A Critical Incident (CI) is defined as an unintended event that occurs when services are provided to an individual and results in a consequence to him or her that is serious and undesired – such as death, disability, injury or harm, unplanned admission to hospital – and does not result from the individual’s underlying health condition or from a risk inherent in providing the health services.
A Critical Occurrence (CO) is an event that occurs when services are provided to an individual, resulting in a consequence to that individual or another person that is serious and undesired but does not result in death, disability, or hospital admission. There is a consequence of injury or harm
Any individual who becomes aware of a CI or CO shall promptly report it to the Executive Director. With the goal of encouraging a culture of reporting, MDAM shall support individuals who report in good faith. The MDAM shall ensure all incidents are appropriately investigated –including debriefing of appropriate staff, consumers and family whenever possible – in order to promote system-wide learning. The MDAM shall evaluate the implemented recommendations arising from reviews of incidents. Lessons learned shall be shared with all appropriate individuals and organizations.

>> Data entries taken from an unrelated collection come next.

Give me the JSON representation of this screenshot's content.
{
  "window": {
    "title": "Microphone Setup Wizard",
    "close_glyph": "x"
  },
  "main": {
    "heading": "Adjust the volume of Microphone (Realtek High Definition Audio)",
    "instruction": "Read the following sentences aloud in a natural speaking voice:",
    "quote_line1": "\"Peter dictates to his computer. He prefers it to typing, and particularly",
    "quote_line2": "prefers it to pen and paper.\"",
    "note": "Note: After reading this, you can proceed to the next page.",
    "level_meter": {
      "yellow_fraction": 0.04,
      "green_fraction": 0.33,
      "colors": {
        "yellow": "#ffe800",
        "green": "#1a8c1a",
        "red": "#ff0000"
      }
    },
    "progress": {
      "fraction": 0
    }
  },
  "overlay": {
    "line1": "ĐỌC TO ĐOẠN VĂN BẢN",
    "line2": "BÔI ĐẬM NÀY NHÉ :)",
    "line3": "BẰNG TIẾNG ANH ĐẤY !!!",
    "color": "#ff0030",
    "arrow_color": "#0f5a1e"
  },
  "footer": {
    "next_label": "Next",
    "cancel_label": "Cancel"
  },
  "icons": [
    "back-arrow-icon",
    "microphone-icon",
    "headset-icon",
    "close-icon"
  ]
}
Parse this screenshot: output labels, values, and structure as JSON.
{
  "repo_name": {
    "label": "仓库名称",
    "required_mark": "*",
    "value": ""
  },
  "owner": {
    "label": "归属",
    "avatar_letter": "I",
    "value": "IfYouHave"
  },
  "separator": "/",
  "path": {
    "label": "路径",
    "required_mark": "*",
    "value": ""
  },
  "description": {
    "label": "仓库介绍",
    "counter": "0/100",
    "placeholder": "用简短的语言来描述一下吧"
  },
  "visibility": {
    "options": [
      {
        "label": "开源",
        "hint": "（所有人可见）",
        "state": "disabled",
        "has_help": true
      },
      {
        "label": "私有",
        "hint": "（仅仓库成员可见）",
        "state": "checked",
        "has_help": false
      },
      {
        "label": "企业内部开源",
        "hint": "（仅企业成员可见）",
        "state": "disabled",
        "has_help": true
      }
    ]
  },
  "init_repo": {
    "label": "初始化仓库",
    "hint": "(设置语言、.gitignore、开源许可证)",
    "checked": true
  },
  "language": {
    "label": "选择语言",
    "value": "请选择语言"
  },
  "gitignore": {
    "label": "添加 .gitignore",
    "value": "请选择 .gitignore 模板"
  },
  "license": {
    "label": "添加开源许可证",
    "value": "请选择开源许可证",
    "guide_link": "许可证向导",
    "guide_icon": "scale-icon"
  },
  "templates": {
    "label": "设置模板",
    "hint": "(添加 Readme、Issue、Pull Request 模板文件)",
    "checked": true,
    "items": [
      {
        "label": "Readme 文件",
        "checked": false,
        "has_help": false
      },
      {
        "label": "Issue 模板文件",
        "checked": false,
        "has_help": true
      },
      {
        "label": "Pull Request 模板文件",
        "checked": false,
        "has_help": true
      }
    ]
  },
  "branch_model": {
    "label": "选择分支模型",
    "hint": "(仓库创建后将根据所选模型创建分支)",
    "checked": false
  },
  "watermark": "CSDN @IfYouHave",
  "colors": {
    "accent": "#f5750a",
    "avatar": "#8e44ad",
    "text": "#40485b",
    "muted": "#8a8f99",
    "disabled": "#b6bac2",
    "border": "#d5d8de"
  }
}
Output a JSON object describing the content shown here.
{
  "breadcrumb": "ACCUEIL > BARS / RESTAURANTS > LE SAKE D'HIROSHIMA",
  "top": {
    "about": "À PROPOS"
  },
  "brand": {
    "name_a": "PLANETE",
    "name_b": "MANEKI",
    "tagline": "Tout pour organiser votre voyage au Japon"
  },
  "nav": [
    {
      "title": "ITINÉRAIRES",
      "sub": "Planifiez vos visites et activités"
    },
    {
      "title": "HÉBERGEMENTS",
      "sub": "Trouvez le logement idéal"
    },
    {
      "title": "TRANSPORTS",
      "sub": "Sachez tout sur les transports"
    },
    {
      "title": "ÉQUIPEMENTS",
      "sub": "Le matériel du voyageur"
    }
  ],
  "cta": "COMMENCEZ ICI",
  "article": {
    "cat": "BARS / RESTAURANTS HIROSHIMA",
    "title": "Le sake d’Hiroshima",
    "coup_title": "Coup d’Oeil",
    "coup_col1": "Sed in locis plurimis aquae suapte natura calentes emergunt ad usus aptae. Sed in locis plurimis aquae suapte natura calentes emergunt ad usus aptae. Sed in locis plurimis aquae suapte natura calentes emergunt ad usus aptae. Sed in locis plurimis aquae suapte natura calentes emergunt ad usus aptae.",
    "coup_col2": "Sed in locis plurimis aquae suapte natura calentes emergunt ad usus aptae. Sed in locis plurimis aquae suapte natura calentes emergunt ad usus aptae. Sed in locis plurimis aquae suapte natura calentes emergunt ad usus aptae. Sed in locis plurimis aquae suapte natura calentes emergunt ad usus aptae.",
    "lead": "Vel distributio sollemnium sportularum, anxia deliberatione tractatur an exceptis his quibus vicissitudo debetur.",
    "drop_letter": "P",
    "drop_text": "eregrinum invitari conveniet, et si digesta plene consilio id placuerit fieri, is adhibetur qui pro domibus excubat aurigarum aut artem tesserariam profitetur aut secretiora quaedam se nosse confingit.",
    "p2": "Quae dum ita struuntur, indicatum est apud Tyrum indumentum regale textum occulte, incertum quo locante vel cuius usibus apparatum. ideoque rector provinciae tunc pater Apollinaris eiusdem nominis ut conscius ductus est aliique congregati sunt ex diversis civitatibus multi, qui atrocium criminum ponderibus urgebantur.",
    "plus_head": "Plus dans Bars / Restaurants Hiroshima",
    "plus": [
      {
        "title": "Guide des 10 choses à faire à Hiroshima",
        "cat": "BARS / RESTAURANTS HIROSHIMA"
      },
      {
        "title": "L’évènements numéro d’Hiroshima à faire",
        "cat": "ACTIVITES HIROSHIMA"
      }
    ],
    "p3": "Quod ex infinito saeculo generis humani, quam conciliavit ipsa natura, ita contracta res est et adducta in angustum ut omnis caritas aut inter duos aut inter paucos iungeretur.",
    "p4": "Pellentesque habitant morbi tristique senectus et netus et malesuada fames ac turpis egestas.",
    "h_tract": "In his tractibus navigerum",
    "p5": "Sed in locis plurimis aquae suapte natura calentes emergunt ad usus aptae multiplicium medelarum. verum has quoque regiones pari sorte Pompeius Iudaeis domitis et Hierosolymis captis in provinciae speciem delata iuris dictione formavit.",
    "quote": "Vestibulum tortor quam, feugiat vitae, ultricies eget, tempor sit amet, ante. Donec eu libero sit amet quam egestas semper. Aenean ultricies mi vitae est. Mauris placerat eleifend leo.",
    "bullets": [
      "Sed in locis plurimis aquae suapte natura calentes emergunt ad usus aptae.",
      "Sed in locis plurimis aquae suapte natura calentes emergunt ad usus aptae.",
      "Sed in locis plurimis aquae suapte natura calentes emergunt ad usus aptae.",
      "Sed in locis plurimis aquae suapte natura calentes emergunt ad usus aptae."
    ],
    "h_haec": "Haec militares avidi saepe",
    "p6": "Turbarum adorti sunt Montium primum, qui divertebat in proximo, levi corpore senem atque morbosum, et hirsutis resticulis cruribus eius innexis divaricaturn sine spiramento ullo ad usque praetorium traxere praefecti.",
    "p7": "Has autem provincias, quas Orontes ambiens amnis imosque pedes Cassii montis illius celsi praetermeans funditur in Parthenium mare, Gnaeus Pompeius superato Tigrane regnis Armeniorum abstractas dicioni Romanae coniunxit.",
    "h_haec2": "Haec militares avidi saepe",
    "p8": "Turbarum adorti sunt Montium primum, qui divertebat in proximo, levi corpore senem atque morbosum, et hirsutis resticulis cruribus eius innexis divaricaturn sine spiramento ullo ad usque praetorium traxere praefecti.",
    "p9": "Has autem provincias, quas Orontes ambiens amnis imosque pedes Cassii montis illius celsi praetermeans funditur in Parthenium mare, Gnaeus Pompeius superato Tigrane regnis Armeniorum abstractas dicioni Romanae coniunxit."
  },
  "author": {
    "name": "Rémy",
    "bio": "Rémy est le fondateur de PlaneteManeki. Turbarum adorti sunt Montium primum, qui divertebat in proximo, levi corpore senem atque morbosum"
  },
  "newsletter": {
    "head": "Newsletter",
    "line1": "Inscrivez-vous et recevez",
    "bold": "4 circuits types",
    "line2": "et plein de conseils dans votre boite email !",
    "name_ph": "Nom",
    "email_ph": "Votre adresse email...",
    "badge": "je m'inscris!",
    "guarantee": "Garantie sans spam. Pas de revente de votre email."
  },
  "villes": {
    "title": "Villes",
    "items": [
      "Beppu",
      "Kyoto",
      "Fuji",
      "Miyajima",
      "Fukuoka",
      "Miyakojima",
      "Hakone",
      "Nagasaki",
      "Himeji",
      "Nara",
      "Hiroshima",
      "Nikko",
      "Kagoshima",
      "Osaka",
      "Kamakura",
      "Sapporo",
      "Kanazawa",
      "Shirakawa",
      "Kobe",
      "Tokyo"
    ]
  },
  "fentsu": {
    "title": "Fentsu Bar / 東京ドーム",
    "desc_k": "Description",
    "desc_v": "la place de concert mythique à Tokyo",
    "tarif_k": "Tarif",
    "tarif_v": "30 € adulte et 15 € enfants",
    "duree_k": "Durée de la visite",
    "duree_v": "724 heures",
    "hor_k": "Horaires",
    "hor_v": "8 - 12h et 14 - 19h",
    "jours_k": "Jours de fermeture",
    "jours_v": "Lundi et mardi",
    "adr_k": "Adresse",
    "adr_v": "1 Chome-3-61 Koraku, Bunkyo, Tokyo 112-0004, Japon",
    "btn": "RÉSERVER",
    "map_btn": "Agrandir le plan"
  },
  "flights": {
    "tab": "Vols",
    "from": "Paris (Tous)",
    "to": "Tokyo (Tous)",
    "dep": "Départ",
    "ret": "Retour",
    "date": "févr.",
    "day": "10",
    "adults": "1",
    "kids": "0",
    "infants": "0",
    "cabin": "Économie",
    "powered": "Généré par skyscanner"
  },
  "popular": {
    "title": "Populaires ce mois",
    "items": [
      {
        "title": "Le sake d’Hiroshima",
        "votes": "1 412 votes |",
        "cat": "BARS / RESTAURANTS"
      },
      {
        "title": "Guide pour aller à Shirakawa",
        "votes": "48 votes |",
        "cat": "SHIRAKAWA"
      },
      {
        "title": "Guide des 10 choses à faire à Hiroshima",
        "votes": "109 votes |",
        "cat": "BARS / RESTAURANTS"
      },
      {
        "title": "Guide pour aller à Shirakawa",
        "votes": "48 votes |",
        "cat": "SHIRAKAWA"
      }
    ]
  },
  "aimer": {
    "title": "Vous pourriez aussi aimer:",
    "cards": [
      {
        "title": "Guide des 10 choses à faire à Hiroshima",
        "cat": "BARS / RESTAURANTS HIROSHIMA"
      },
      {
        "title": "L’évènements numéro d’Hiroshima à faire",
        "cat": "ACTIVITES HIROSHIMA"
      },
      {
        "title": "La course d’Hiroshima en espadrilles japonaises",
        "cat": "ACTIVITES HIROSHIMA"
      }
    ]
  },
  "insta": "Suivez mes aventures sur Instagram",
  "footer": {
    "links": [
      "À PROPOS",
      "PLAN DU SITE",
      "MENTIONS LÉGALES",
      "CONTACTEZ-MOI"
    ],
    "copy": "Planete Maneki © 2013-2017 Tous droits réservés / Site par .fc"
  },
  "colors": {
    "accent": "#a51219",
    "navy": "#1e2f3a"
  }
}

A person who observes or knows of a potential Critical Incident (CI) or Critical Occurrence (CO) shall take steps to ensure the safety of consumers and personnel; should secure any necessary equipment, supplies or the scene of the incident. If appropriate, the event should be reported by calling 911.
Once the situation is under control, a Critical Incident Report should be filled out and given to the Executive Director. The report should include the nature of the event in writing. If designated as a CO, the Executive Director will investigate. If the event is designated as a CI, the report writer must ensure that appropriate disclosure to the parties involved has occurred and an individual should be designated to provide ongoing contact and support for those affected, as appropriate. The site insurer should be notified when appropriate, along with the Executive Director of Mental Health Services for the Province of Manitoba (within a 24 hour period).
After an event, a review will be carried out and recommendations and learning procedures made within 28 days. By the end of the next business day, the reported event will be designated a CI or CO. Within 28 calendar days of the CI or CO, a status report will be sent to the MDAM Board that includes the date of the event, any changes in the condition of the person with lived experience, status of the review and if completed, along with steps taken as stated above. Recommendations will be implemented within 90 days of an event.